--- START ---

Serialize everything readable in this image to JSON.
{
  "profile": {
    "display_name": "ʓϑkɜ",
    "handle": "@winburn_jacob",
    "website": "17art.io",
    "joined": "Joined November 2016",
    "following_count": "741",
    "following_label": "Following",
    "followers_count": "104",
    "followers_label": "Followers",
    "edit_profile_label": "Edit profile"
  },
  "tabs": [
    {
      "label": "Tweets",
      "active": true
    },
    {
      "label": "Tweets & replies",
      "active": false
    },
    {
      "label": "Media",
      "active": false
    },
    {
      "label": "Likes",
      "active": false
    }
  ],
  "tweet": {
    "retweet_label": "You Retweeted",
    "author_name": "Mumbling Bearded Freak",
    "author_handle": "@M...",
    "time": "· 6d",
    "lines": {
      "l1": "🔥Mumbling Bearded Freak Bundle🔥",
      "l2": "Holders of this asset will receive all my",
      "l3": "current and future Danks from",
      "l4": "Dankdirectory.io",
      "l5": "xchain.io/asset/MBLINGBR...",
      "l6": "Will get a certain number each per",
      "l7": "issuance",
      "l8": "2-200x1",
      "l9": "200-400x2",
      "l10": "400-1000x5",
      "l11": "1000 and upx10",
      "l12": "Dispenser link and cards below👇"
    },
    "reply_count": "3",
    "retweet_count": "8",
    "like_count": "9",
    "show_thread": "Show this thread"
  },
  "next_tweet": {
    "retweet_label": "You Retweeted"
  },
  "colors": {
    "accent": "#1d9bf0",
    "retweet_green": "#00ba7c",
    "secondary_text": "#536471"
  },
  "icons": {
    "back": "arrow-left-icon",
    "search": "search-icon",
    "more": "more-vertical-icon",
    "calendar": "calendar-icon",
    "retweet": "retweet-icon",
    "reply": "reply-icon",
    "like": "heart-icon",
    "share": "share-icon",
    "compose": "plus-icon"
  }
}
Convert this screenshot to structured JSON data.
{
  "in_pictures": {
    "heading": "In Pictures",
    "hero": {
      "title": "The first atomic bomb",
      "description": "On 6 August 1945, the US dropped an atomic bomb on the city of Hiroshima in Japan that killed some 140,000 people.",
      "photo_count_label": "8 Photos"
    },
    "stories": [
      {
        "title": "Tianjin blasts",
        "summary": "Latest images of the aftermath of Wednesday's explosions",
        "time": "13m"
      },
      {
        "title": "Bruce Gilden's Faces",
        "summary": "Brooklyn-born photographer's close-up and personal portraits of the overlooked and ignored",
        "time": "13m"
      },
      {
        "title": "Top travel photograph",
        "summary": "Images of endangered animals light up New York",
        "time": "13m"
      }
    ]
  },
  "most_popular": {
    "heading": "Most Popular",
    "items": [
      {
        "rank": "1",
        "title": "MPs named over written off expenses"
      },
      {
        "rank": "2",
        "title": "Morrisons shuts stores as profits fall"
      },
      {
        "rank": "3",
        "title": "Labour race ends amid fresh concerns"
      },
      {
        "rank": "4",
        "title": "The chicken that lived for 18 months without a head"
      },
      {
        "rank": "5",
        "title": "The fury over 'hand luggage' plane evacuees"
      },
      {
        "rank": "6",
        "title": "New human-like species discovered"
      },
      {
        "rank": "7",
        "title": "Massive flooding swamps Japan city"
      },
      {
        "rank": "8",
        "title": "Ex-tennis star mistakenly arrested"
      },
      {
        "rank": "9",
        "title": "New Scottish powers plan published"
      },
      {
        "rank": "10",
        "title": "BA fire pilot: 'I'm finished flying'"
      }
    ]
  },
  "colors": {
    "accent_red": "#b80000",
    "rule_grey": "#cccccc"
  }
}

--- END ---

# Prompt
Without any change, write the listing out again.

# Completed task
Serialize everything readable in this image to JSON.
{
  "profile": {
    "display_name": "ʓϑkɜ",
    "handle": "@winburn_jacob",
    "website": "17art.io",
    "joined": "Joined November 2016",
    "following_count": "741",
    "following_label": "Following",
    "followers_count": "104",
    "followers_label": "Followers",
    "edit_profile_label": "Edit profile"
  },
  "tabs": [
    {
      "label": "Tweets",
      "active": true
    },
    {
      "label": "Tweets & replies",
      "active": false
    },
    {
      "label": "Media",
      "active": false
    },
    {
      "label": "Likes",
      "active": false
    }
  ],
  "tweet": {
    "retweet_label": "You Retweeted",
    "author_name": "Mumbling Bearded Freak",
    "author_handle": "@M...",
    "time": "· 6d",
    "lines": {
      "l1": "🔥Mumbling Bearded Freak Bundle🔥",
      "l2": "Holders of this asset will receive all my",
      "l3": "current and future Danks from",
      "l4": "Dankdirectory.io",
      "l5": "xchain.io/asset/MBLINGBR...",
      "l6": "Will get a certain number each per",
      "l7": "issuance",
      "l8": "2-200x1",
      "l9": "200-400x2",
      "l10": "400-1000x5",
      "l11": "1000 and upx10",
      "l12": "Dispenser link and cards below👇"
    },
    "reply_count": "3",
    "retweet_count": "8",
    "like_count": "9",
    "show_thread": "Show this thread"
  },
  "next_tweet": {
    "retweet_label": "You Retweeted"
  },
  "colors": {
    "accent": "#1d9bf0",
    "retweet_green": "#00ba7c",
    "secondary_text": "#536471"
  },
  "icons": {
    "back": "arrow-left-icon",
    "search": "search-icon",
    "more": "more-vertical-icon",
    "calendar": "calendar-icon",
    "retweet": "retweet-icon",
    "reply": "reply-icon",
    "like": "heart-icon",
    "share": "share-icon",
    "compose": "plus-icon"
  }
}
Convert this screenshot to structured JSON data.
{
  "in_pictures": {
    "heading": "In Pictures",
    "hero": {
      "title": "The first atomic bomb",
      "description": "On 6 August 1945, the US dropped an atomic bomb on the city of Hiroshima in Japan that killed some 140,000 people.",
      "photo_count_label": "8 Photos"
    },
    "stories": [
      {
        "title": "Tianjin blasts",
        "summary": "Latest images of the aftermath of Wednesday's explosions",
        "time": "13m"
      },
      {
        "title": "Bruce Gilden's Faces",
        "summary": "Brooklyn-born photographer's close-up and personal portraits of the overlooked and ignored",
        "time": "13m"
      },
      {
        "title": "Top travel photograph",
        "summary": "Images of endangered animals light up New York",
        "time": "13m"
      }
    ]
  },
  "most_popular": {
    "heading": "Most Popular",
    "items": [
      {
        "rank": "1",
        "title": "MPs named over written off expenses"
      },
      {
        "rank": "2",
        "title": "Morrisons shuts stores as profits fall"
      },
      {
        "rank": "3",
        "title": "Labour race ends amid fresh concerns"
      },
      {
        "rank": "4",
        "title": "The chicken that lived for 18 months without a head"
      },
      {
        "rank": "5",
        "title": "The fury over 'hand luggage' plane evacuees"
      },
      {
        "rank": "6",
        "title": "New human-like species discovered"
      },
      {
        "rank": "7",
        "title": "Massive flooding swamps Japan city"
      },
      {
        "rank": "8",
        "title": "Ex-tennis star mistakenly arrested"
      },
      {
        "rank": "9",
        "title": "New Scottish powers plan published"
      },
      {
        "rank": "10",
        "title": "BA fire pilot: 'I'm finished flying'"
      }
    ]
  },
  "colors": {
    "accent_red": "#b80000",
    "rule_grey": "#cccccc"
  }
}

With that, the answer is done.